* Task objective *
The word to find is "name". State how many lines below contain it, giving only the number.

◇ ◇ ◇

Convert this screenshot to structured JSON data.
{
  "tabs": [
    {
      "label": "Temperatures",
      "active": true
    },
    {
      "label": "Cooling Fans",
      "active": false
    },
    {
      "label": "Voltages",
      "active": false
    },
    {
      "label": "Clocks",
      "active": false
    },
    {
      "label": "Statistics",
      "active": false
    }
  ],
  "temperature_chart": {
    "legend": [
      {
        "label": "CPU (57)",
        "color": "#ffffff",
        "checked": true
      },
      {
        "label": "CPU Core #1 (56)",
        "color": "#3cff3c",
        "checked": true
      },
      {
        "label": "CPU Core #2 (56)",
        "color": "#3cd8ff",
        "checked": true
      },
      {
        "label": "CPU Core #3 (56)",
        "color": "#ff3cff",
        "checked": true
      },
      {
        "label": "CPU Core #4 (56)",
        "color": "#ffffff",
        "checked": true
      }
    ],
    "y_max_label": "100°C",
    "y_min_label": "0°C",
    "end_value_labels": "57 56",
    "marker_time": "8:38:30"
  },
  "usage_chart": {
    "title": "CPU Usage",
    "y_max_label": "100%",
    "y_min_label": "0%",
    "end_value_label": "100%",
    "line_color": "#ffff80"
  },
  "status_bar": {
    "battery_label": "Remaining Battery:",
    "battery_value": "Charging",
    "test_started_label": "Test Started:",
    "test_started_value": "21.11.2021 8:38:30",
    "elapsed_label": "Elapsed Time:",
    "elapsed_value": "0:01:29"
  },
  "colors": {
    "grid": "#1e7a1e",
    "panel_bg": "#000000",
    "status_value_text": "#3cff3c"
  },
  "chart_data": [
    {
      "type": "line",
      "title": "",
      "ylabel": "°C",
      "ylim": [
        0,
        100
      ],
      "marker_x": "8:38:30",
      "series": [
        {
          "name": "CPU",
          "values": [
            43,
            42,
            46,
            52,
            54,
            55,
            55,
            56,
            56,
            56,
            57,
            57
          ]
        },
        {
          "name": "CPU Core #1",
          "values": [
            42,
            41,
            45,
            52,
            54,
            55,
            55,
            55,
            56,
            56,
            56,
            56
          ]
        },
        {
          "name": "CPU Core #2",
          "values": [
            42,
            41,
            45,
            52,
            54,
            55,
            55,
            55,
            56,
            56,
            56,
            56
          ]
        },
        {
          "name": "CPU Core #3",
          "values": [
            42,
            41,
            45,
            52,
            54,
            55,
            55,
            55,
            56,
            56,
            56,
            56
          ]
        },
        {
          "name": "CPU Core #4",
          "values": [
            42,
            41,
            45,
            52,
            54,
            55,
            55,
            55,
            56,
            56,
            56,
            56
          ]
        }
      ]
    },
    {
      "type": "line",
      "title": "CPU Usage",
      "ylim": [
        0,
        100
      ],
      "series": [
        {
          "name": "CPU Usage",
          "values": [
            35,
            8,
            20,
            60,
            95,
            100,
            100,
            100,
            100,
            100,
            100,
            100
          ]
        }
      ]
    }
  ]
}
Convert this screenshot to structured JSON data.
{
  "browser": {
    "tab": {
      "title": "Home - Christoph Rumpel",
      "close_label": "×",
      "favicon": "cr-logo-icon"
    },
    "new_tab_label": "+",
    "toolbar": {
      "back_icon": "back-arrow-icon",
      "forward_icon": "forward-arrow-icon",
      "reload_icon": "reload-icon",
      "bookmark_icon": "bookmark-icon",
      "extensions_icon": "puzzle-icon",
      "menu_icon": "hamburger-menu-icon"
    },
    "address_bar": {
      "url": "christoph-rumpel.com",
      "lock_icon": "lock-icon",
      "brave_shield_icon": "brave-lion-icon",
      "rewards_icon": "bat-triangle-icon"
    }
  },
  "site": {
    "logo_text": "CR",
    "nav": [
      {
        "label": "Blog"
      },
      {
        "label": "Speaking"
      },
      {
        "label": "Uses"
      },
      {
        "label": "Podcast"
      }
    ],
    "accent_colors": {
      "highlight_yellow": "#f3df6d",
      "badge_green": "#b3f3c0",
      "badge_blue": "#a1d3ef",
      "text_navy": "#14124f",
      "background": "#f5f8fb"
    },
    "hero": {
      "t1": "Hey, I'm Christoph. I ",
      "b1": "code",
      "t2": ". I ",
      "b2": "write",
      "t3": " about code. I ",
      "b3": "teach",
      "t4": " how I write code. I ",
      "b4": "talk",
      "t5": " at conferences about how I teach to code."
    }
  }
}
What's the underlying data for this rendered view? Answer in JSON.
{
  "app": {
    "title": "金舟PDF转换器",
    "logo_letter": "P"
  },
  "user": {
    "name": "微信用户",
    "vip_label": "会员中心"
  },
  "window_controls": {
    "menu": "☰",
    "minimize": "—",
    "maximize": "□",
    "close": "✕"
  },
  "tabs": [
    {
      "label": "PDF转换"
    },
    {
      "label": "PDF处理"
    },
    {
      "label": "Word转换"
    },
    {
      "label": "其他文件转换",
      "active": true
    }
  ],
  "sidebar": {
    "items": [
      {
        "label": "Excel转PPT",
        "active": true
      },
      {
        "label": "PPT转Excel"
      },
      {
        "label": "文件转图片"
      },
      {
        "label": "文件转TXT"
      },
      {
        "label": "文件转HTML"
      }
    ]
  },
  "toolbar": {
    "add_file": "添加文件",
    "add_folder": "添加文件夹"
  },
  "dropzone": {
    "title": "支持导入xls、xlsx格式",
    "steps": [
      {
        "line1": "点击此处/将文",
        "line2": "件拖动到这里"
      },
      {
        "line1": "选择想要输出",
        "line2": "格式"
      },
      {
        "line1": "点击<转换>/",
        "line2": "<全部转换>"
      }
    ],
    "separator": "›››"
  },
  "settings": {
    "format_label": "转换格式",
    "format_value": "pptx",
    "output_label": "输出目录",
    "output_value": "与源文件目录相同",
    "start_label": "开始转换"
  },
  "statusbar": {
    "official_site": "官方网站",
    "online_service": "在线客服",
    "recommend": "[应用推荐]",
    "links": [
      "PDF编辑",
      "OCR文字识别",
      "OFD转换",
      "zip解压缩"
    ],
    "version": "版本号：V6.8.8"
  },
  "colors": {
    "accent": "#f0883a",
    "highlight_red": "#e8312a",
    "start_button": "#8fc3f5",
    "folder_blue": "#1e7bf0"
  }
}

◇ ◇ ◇

* Answer to the problem *
7